▶ _Dataset entries_
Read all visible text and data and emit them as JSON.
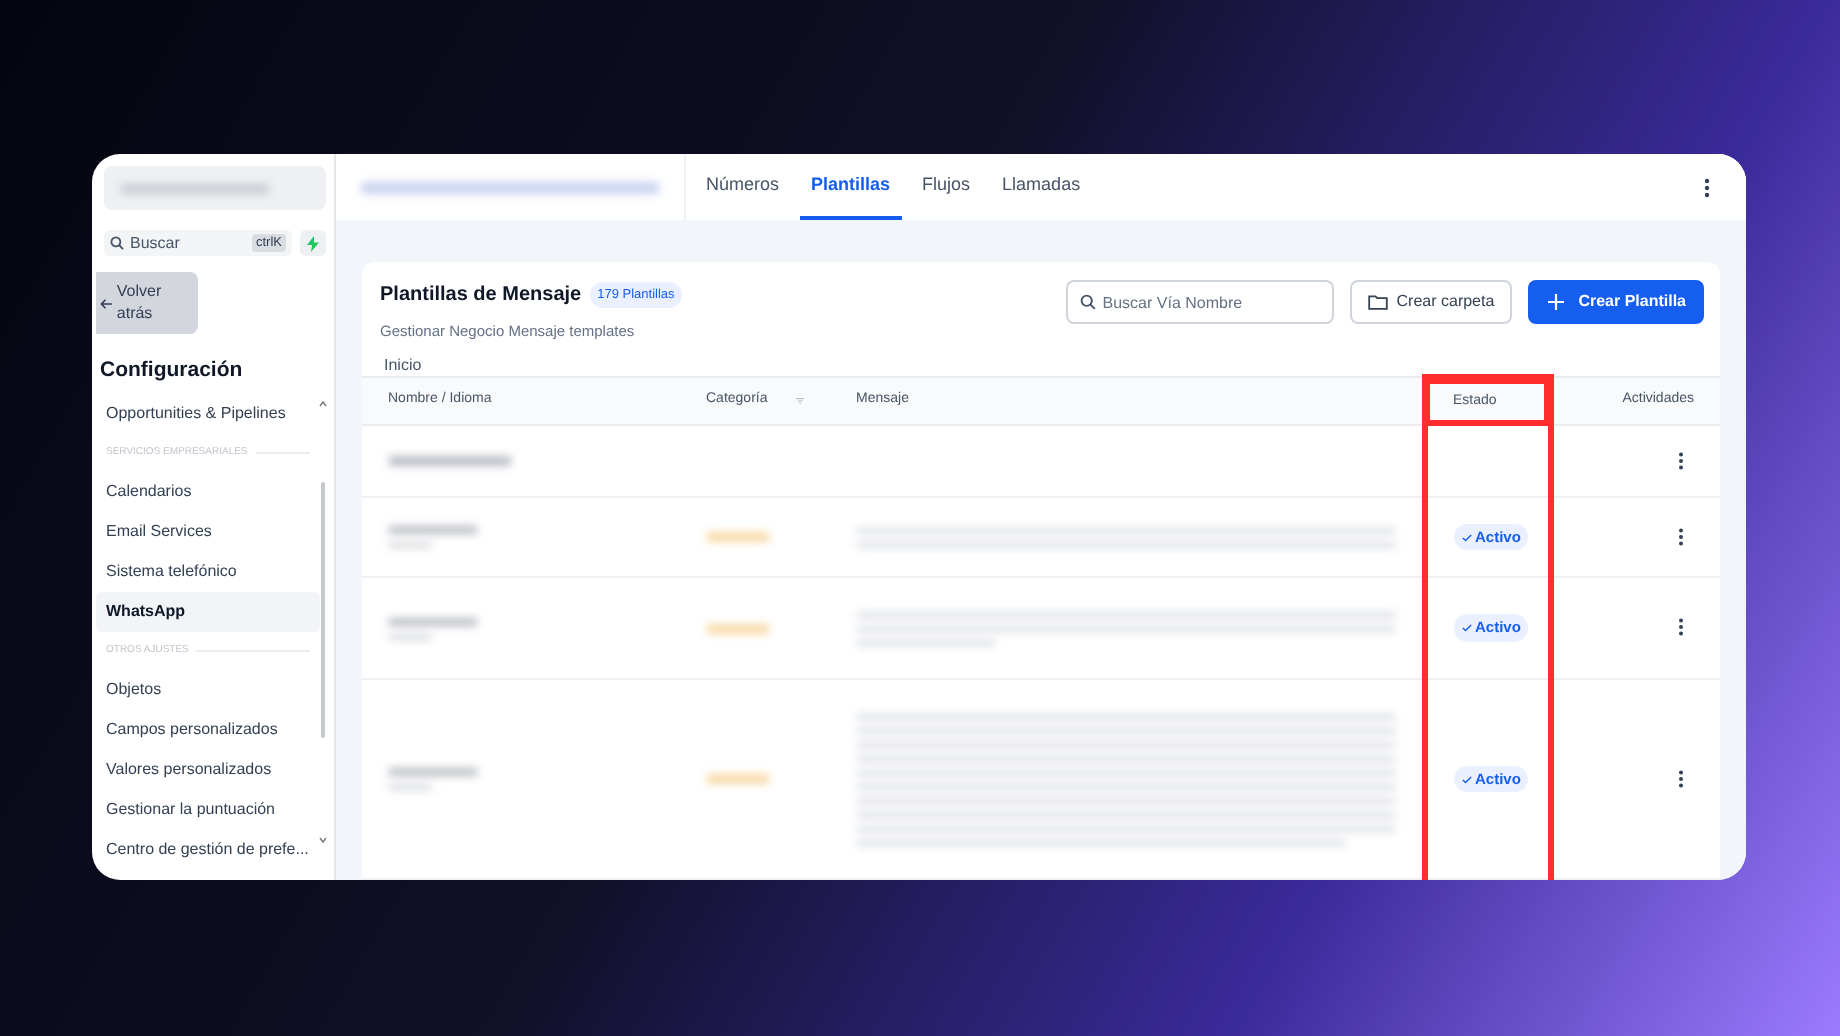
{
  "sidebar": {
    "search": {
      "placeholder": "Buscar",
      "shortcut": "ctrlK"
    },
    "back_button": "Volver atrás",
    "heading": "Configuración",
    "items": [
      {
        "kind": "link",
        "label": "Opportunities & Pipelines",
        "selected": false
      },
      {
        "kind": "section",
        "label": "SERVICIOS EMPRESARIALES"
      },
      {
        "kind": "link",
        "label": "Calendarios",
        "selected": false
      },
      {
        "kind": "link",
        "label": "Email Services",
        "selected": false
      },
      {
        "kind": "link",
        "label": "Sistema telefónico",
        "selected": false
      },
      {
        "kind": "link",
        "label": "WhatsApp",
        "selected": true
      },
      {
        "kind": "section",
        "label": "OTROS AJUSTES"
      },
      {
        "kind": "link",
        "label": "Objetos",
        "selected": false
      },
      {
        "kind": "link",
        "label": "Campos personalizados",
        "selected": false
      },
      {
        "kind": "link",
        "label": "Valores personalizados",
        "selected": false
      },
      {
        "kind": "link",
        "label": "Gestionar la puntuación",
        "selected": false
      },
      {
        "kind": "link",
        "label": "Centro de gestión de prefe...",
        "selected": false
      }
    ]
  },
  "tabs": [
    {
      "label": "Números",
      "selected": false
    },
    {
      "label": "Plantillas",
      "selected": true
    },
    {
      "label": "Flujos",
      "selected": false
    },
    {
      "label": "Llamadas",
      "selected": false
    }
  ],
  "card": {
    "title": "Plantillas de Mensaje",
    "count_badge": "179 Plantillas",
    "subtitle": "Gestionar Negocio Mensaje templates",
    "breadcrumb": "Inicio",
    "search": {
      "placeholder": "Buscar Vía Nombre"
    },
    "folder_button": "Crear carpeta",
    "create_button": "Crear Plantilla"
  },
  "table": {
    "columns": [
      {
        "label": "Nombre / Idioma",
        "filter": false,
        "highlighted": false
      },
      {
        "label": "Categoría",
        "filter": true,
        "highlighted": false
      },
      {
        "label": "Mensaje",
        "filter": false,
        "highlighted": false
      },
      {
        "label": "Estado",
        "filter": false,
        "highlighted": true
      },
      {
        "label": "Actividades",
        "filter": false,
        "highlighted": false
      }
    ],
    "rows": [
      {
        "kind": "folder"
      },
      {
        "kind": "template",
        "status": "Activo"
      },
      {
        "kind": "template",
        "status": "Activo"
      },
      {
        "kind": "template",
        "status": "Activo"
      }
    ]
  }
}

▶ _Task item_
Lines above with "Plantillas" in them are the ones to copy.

▶ _Solution for this problem_
      "label": "Plantillas",
    "title": "Plantillas de Mensaje",
    "count_badge": "179 Plantillas",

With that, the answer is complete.